I would like that really institutes in the United States and Europe consider these young researchers and scientists and clinicians in developing countries and in Africa like co-researchers and co-workers. So they stay at home and we’ll have more stuff that enriches studies in western countries but at the same time no problem of immigration, of all these things, and no brain drain. And to improve the global cancer care effectively and all could win.
What challenges does Africa face?
We always repeat that we need training, education, yes, but I would like to say something. The last few examples, this is tragic things. We say that from Cameroon there are 500 doctors working in Germany only. The number of doctors who are working from the Republic of Benin in Paris, not all over France but only in Paris, is equal to the whole number of doctors working in Benin. So it is a question of lacking of manpower in Africa.
What potential for research does Africa provide and what insight can the African experience give to global cancer care?
There are rich materials, I say materials but I don’t like this, you can say rich subjects, different ethnicities, rich in different experiments, these growing departments and scientific units in Africa. We can give them a push, help from a scientific point of view, and we could conduct with them really advanced research on cancer care. This will improve global cancer care. There are many examples; I give you examples that really missed an open way for wide research. You measure United States, they examined already it is a difficult part of the work, the technology part of the work, examined 3,000 combinations of all the drugs. Some of them are lacking now in the markets in the United States and there is a great need for those drugs in developing countries and they’re already ready for making this research. It could give indications that we never dreamed about. It could give us more effects than we had before, less side effects and all these tested as experimental. We already did the difficult part of the experiment and surprisingly free in the website of NCI. Nobody it, it is an open way for wide research. You have the workers in Africa, you have the patients, you have the places, you have to support them scientifically and provide them with the methodology, revision of data, statistics, analysis of data. We could do really a very big push forward for the effort of global cancer care based on Africa.

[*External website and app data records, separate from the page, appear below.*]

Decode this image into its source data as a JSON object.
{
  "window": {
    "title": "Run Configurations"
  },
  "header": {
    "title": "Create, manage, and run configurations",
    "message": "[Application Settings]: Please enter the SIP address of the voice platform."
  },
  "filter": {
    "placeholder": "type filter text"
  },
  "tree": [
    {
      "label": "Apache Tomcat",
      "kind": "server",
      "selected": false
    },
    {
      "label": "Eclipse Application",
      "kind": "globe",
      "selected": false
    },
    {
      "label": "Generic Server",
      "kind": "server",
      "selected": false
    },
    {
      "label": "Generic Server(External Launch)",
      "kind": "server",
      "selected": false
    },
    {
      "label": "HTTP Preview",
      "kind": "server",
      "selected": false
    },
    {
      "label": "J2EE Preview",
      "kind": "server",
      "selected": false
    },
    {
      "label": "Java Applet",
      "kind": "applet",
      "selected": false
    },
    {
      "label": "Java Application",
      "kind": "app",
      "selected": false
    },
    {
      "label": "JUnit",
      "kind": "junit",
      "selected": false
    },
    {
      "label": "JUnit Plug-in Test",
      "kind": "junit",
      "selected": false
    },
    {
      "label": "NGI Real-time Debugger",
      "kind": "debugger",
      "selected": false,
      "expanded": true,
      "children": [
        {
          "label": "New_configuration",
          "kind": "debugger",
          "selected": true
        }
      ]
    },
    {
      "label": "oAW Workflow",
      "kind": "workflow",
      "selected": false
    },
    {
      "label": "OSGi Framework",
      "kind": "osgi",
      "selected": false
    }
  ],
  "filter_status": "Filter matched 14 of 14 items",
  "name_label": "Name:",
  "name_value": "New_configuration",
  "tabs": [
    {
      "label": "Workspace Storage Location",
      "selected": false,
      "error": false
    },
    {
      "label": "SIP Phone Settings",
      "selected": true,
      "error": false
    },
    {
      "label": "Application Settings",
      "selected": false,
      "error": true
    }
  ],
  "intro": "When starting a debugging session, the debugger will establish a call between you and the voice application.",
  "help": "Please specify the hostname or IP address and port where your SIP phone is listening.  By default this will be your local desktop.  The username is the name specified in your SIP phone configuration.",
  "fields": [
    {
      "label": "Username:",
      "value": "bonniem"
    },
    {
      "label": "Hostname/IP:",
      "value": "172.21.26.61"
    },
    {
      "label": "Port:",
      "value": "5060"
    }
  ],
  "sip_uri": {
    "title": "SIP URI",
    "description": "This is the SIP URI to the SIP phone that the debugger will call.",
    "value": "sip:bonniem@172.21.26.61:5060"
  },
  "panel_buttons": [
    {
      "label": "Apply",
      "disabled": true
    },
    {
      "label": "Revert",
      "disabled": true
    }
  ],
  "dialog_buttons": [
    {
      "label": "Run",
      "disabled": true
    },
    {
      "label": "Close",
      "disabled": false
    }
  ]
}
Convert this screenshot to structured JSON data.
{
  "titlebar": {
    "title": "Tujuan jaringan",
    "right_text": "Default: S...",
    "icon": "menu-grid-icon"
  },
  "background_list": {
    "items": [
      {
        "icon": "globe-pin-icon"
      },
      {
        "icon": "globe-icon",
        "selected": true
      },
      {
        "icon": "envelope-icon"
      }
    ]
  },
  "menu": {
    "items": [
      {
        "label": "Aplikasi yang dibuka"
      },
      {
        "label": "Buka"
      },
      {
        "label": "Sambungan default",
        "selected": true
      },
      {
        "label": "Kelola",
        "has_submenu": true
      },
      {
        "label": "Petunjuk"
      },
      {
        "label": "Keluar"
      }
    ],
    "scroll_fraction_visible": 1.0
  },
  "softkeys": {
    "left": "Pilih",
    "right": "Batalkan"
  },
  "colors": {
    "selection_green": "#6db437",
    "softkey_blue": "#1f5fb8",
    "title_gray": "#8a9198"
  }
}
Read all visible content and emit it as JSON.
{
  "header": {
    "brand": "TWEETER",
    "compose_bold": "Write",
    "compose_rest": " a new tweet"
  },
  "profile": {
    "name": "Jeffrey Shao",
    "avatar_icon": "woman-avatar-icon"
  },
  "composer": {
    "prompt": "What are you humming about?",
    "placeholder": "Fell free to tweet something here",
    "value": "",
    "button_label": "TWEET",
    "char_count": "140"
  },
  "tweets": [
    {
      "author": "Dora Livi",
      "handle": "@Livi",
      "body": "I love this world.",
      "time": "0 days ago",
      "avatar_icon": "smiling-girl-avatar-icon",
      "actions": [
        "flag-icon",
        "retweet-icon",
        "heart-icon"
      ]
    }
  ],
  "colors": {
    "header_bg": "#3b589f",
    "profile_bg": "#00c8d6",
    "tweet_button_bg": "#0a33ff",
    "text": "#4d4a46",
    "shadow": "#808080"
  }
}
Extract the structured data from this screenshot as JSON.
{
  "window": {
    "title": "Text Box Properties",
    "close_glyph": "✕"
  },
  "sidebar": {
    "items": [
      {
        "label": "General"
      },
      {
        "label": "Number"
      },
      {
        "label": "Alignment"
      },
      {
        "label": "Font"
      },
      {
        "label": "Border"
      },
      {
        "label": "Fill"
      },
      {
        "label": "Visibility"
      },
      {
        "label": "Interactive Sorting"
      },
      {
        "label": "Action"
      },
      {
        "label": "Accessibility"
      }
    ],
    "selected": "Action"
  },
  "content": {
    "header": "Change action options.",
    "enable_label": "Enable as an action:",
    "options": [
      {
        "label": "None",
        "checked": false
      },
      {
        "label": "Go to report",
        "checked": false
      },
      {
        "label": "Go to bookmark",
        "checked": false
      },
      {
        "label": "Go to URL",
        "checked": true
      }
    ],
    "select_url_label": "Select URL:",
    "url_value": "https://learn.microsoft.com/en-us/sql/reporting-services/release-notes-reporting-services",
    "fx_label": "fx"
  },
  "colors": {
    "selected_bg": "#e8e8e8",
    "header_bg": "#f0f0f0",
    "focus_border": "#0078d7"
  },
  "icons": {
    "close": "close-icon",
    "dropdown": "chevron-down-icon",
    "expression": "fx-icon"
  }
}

What is important for me as an oncologist and doctor is we’ll see more hundreds, thousands of patients will be treated in the upcoming years and more and more after. Treated and will take reasonable care because if you make this scientific work you are obliged to have good technology and good pathology and everything. This is the support that could be done; in this way you can support.